We’ve received a report from Sharon Sweet, sharing the work she and her husband Wesley have been doing on the beautiful butterfly garden they have been building and maintaining in Lexington. It’s at the log cabin area near the Lexington Senior Center. (See their initial post from April 2019 for more.)

How to Find the Garden

Maybe you’d like to check out the gardens in person! Sheri sends these directions:

The Lexington Log Cabin Garden is located on 4th Street, 1/2 block west of Rockdale Street (Loop 123).  It is directly north across 4th Street from the town square.  There is a large sign titling the Log Cabins in front of the garden.  I’m hoping to get this sign moved elsewhere so the garden is more visible.

The Lexington Senior Center Garden is located across from  the south-west corner of the town square on Main Street.  It is right around the corner of the Lexington Senior Citizens Center.

This gallery of photos will take you through their work over 2019. Be sure to click on the photos to see them full size. It’s really beautiful.

All Things Wild Holiday Festival

by Catherine Johnson

Last weekend, three members of our Texas Master Naturalist chapter traveled to Williamson County to attend the holiday fundraiser hosted by All Things Wild Rehabilitation organization.

Beautiful new facilities for rehabilitating animals.

We saw beautiful wildlife gifts and sampled baked goods. 

A great horned owl with a broken wing.

Since our last visit, many outdoor shelters have been built, including a huge raptor complex.  A zoologist provided owl programs and tours to view raptors. It was fascinating!

A shelter with one of its residents happily perched.

It’s easy to help out at this valuable organization, which helps so many injured and otherwise needy wild animals. From their website you can sign up for newsletters, get hours of operation, and see lists of needed supplies.  They also provide useful information about what to do if you find a wild animal that may be in need.

Watching a raptor demonstration.

Consider volunteering with All Things Wild.

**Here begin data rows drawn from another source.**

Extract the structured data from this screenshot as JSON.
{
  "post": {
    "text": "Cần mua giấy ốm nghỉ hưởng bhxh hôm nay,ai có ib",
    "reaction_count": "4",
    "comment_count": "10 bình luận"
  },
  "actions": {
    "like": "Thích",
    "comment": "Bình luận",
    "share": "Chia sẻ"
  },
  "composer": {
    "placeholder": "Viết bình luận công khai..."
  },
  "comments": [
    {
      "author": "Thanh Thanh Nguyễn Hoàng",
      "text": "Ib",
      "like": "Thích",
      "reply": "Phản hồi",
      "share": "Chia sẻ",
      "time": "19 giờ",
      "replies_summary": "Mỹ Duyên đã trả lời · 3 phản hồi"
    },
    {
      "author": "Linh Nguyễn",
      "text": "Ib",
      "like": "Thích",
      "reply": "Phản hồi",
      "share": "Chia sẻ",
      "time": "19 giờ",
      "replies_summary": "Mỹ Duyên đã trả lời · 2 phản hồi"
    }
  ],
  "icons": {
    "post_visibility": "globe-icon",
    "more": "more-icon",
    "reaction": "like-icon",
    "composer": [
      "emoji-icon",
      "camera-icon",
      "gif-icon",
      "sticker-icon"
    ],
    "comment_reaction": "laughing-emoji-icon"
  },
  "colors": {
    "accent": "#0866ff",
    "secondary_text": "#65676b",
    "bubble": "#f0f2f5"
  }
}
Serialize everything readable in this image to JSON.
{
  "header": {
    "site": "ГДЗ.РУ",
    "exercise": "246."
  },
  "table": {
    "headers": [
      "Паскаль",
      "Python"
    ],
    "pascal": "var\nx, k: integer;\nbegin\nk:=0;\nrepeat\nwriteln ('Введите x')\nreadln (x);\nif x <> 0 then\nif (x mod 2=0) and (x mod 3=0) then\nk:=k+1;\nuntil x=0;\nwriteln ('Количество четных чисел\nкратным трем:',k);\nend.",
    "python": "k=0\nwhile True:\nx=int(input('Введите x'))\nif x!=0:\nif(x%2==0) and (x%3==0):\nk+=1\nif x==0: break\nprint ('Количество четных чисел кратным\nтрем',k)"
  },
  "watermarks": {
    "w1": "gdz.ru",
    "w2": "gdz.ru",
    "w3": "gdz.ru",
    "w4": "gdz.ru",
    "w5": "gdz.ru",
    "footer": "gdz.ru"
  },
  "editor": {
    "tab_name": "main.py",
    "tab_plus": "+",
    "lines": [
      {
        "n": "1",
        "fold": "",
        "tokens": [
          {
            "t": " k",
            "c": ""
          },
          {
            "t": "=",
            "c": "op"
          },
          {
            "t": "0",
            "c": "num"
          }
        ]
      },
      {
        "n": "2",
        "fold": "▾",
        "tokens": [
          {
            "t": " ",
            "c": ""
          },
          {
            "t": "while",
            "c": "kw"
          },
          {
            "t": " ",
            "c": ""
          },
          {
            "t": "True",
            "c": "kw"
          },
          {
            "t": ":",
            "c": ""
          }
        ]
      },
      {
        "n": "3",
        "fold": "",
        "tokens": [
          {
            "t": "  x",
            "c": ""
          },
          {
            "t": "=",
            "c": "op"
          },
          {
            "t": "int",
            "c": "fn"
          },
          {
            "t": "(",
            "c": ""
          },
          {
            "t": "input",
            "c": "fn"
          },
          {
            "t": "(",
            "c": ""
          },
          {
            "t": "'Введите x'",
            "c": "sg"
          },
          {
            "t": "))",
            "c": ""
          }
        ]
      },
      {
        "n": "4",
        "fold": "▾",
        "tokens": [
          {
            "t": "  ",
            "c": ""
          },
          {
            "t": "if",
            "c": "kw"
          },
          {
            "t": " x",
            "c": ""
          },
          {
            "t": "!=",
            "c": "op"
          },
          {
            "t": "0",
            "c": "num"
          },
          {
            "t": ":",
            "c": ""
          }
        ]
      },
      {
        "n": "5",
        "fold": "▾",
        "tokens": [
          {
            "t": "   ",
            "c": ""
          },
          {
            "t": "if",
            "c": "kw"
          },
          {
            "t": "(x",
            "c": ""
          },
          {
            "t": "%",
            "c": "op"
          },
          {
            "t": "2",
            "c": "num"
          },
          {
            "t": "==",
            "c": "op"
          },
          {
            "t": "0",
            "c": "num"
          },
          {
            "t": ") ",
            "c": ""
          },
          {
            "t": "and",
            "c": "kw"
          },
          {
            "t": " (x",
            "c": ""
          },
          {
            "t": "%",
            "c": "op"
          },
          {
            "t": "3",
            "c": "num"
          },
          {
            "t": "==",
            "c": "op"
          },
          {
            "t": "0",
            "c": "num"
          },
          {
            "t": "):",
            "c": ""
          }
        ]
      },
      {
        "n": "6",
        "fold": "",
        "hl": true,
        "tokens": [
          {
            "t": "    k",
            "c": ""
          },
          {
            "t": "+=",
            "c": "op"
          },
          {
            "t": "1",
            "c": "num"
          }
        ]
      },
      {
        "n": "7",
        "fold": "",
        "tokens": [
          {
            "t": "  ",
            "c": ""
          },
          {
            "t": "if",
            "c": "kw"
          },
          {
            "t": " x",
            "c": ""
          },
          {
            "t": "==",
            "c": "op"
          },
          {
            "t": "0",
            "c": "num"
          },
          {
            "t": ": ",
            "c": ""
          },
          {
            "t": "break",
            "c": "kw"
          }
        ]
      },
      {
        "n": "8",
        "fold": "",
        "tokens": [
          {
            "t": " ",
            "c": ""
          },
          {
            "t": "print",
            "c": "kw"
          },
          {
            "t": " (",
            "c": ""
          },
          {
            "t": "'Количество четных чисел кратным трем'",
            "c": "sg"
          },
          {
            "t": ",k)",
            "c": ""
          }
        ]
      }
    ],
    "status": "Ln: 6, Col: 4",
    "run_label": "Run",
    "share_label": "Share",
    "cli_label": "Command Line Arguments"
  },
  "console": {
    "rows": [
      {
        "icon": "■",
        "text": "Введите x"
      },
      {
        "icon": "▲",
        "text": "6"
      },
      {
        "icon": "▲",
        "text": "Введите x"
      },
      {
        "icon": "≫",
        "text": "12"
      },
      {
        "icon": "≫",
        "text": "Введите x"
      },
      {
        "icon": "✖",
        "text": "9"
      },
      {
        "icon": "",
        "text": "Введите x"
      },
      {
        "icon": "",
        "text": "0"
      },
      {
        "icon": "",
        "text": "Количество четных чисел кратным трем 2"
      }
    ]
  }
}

Master Naturalists can earn volunteer hours under the opportunity – Natural Resource Conservation.

Who’s looking at whom?